=== Section Start ===

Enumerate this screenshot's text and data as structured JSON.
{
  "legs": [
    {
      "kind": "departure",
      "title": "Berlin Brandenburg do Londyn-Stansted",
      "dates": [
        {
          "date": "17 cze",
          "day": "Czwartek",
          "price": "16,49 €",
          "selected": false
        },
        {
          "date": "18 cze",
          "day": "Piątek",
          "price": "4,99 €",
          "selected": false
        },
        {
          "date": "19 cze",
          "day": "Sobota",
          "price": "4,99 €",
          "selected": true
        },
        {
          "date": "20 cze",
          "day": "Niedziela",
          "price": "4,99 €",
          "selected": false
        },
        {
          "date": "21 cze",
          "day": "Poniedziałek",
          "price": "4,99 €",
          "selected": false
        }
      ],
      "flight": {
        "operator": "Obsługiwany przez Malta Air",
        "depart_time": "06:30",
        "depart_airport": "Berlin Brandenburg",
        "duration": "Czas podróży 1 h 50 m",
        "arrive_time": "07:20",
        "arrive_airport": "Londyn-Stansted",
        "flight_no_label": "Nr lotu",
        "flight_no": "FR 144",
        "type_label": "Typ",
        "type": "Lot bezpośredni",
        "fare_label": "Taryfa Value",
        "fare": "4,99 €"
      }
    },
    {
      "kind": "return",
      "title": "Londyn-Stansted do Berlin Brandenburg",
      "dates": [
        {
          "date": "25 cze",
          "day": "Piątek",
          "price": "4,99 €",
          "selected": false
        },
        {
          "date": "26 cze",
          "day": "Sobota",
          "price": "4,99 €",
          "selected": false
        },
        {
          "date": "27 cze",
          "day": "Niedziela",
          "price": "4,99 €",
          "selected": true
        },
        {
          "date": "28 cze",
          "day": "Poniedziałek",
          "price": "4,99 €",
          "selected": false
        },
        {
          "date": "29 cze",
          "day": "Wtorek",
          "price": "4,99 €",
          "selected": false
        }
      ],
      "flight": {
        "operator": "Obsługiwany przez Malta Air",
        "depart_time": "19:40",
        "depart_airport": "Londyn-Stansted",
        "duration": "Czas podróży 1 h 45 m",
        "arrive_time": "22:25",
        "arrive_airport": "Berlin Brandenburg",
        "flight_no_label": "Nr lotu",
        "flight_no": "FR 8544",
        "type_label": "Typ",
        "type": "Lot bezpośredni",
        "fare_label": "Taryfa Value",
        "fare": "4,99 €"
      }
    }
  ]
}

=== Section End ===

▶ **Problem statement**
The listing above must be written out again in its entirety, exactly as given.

▶ **Answer section**
Enumerate this screenshot's text and data as structured JSON.
{
  "legs": [
    {
      "kind": "departure",
      "title": "Berlin Brandenburg do Londyn-Stansted",
      "dates": [
        {
          "date": "17 cze",
          "day": "Czwartek",
          "price": "16,49 €",
          "selected": false
        },
        {
          "date": "18 cze",
          "day": "Piątek",
          "price": "4,99 €",
          "selected": false
        },
        {
          "date": "19 cze",
          "day": "Sobota",
          "price": "4,99 €",
          "selected": true
        },
        {
          "date": "20 cze",
          "day": "Niedziela",
          "price": "4,99 €",
          "selected": false
        },
        {
          "date": "21 cze",
          "day": "Poniedziałek",
          "price": "4,99 €",
          "selected": false
        }
      ],
      "flight": {
        "operator": "Obsługiwany przez Malta Air",
        "depart_time": "06:30",
        "depart_airport": "Berlin Brandenburg",
        "duration": "Czas podróży 1 h 50 m",
        "arrive_time": "07:20",
        "arrive_airport": "Londyn-Stansted",
        "flight_no_label": "Nr lotu",
        "flight_no": "FR 144",
        "type_label": "Typ",
        "type": "Lot bezpośredni",
        "fare_label": "Taryfa Value",
        "fare": "4,99 €"
      }
    },
    {
      "kind": "return",
      "title": "Londyn-Stansted do Berlin Brandenburg",
      "dates": [
        {
          "date": "25 cze",
          "day": "Piątek",
          "price": "4,99 €",
          "selected": false
        },
        {
          "date": "26 cze",
          "day": "Sobota",
          "price": "4,99 €",
          "selected": false
        },
        {
          "date": "27 cze",
          "day": "Niedziela",
          "price": "4,99 €",
          "selected": true
        },
        {
          "date": "28 cze",
          "day": "Poniedziałek",
          "price": "4,99 €",
          "selected": false
        },
        {
          "date": "29 cze",
          "day": "Wtorek",
          "price": "4,99 €",
          "selected": false
        }
      ],
      "flight": {
        "operator": "Obsługiwany przez Malta Air",
        "depart_time": "19:40",
        "depart_airport": "Londyn-Stansted",
        "duration": "Czas podróży 1 h 45 m",
        "arrive_time": "22:25",
        "arrive_airport": "Berlin Brandenburg",
        "flight_no_label": "Nr lotu",
        "flight_no": "FR 8544",
        "type_label": "Typ",
        "type": "Lot bezpośredni",
        "fare_label": "Taryfa Value",
        "fare": "4,99 €"
      }
    }
  ]
}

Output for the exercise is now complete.